The major distinction between traditional dance (such as ballet) and the emergence of dance as an artistic medium is dance-as-art's reference to all corporeally-bound beings. The medium holds the potential to act as a form of subversion against oppressive regimes and capitalistic ideals—so it's not surprising that movement became a primary facet of artistic practice at the height of counterculture in the '60s. Fast-forward to now: still anxious, still at war, still confused, we are subject to a modern world that increasingly attempts to divide us whilst our physical proximity to eachother increases. With the aid of smartphones and social media, bodies that are unjustly mistreated, violated, or violently killed are not only becoming publicly available and easily seen, but also politicized. Today we constantly face the question: what does it mean to exist as a body in the modern world? Thus performative dance seems a more necessary expression than ever.
Though artists are obviously the ones making the (art) world go 'round, curators are the ones we have to thank for making their work visible, intelligible, and in context. We've already identified the eight "super-curators" who have already influenced today's big exhibitions—but who are the next rising wave of curators who will shape what our museums will look like tomorrow? Here we look at seven exciting curators (or curating duos), cover what they've been up to so far in their (mostly short) careers, and share why we think they're worth watching in 2017 and 2018.
In Phaidon’s The Artist Project: What Artists See When They Look at Art, over 100 artists reflect on the moment when an artwork from the Met’s collection overwhelmed their senses, inspired their practice, or changed their view on art making in general. The next time you visit the Met, use the excerpt below as your tour guide, and allow these seven artists—John Baldessari, Eric Fischl, Ann Hamilton, Jeff Koons, Glenn Ligon, Catherine Opie, and Hank Willis Thomas—to lead the way to their most cherished works on view in the two-million-square-foot museum.
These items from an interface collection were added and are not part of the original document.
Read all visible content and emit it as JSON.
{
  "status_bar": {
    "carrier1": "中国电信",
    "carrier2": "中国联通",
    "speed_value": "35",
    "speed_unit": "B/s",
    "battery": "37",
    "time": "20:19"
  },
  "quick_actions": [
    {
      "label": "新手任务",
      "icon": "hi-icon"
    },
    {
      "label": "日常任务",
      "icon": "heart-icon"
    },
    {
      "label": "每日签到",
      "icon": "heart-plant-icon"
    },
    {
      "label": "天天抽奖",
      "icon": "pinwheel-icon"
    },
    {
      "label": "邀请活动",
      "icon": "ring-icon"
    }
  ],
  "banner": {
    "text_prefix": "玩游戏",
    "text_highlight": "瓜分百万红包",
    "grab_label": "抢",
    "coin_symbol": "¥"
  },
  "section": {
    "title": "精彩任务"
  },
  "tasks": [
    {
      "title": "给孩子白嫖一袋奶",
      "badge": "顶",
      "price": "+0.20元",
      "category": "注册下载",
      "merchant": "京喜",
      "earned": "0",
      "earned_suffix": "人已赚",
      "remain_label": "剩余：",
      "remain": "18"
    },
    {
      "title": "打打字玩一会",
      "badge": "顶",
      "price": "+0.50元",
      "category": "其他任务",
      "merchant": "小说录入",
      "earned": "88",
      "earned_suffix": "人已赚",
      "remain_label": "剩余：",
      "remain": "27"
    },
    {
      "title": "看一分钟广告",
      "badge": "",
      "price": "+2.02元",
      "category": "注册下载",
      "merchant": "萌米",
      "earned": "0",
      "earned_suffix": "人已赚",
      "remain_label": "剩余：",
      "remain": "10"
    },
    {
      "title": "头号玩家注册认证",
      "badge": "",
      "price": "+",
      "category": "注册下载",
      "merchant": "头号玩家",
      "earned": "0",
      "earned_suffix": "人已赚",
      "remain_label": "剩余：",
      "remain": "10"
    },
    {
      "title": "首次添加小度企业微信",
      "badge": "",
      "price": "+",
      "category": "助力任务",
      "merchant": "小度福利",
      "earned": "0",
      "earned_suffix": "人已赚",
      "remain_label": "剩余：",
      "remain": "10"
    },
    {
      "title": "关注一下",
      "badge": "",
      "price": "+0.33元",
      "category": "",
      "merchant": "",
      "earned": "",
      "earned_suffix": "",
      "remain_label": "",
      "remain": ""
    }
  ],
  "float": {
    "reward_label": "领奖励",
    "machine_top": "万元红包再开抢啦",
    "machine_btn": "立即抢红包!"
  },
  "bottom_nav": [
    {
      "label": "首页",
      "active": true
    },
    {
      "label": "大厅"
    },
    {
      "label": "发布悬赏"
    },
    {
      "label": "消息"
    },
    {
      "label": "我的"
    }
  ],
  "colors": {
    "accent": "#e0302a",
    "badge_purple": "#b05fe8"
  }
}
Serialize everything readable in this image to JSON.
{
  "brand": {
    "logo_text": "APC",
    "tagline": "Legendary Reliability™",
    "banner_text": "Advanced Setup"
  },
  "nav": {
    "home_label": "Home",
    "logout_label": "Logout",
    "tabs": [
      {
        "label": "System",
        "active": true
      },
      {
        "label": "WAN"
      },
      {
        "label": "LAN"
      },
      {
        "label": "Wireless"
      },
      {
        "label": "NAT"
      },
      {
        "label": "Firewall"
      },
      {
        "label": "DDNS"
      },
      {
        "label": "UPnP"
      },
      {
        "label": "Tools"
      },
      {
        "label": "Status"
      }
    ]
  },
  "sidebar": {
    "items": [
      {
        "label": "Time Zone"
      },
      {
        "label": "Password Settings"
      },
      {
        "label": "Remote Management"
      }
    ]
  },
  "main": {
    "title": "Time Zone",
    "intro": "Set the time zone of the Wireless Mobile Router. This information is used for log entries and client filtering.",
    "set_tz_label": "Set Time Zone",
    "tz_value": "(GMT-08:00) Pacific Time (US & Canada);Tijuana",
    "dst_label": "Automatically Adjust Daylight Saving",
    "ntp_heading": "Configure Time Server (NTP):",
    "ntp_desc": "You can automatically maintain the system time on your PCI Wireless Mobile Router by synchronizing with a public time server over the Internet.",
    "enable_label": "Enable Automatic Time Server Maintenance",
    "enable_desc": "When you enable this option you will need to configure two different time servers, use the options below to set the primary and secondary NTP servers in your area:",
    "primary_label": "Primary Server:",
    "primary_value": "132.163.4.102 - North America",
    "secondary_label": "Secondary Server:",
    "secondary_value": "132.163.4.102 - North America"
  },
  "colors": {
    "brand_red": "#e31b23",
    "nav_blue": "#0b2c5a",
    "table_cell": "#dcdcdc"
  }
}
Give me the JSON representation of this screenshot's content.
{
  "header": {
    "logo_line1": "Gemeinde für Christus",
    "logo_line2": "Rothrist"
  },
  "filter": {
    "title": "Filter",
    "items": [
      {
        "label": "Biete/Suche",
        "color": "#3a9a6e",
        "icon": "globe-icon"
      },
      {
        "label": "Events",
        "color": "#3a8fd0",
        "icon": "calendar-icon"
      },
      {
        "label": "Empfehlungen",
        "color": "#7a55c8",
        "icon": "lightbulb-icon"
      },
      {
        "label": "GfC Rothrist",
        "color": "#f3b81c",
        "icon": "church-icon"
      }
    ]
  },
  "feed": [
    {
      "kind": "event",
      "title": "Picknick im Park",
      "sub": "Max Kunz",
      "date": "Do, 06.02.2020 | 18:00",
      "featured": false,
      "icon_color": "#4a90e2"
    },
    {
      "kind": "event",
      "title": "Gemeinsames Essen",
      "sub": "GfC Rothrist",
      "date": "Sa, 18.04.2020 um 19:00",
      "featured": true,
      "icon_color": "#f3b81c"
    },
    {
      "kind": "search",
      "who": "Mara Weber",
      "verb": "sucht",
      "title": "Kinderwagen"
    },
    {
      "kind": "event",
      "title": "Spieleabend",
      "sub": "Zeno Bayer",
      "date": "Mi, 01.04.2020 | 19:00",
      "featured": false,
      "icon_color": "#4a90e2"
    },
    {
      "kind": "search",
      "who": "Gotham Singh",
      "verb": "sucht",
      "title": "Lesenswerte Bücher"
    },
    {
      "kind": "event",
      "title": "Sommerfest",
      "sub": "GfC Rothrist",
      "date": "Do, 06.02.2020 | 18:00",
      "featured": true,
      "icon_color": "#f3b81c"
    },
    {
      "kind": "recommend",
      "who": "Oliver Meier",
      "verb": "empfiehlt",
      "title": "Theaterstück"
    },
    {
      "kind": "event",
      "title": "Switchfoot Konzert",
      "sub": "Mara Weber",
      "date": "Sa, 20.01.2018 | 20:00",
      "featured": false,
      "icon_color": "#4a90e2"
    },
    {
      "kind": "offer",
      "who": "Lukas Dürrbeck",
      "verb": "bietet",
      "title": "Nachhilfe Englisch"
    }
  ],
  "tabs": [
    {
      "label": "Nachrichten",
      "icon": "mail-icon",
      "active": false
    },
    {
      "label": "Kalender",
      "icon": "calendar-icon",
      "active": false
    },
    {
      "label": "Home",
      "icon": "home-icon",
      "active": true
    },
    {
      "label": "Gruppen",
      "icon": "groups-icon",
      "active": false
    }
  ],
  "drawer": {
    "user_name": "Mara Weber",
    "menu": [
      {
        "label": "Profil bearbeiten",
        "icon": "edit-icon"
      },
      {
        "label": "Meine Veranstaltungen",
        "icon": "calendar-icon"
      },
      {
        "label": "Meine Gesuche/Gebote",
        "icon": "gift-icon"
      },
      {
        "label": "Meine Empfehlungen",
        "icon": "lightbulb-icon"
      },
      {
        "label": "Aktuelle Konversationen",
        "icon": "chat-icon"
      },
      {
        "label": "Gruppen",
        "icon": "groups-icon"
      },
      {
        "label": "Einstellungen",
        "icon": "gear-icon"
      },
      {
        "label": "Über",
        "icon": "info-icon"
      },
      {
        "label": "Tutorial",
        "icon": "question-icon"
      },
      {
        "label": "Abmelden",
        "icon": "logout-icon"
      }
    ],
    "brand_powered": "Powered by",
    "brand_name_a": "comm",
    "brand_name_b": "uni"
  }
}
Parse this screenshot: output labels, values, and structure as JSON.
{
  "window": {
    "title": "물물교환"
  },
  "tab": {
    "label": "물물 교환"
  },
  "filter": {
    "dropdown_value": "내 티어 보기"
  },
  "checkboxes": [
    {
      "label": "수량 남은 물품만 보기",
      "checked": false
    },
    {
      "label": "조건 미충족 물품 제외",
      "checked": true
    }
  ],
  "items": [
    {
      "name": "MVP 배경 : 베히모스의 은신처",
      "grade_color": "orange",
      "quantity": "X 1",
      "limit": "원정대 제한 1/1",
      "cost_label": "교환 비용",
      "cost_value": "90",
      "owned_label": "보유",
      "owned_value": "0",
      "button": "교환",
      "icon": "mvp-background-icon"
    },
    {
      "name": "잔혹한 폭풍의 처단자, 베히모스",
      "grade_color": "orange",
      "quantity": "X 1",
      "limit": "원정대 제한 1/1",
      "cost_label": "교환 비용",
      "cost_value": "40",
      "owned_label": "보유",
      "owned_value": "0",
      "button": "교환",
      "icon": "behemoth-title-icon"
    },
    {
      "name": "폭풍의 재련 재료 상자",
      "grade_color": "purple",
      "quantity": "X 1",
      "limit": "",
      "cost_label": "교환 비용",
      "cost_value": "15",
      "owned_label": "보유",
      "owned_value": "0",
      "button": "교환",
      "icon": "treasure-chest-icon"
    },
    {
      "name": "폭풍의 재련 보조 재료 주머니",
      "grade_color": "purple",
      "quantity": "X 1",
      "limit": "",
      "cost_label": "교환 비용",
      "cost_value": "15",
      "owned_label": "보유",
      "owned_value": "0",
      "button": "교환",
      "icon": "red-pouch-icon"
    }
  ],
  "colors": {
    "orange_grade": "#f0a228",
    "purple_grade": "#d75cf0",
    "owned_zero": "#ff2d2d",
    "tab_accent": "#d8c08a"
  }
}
The people of the United States have reacted to Trump's reign of the White House in a myriad of ways. But leave it up to the folks of the art world to get creative with the task. Here's a list of 40 responses to the Trump administration—big and small, individual and institutional, somber and funny—made by artists and art institutions in the U.S.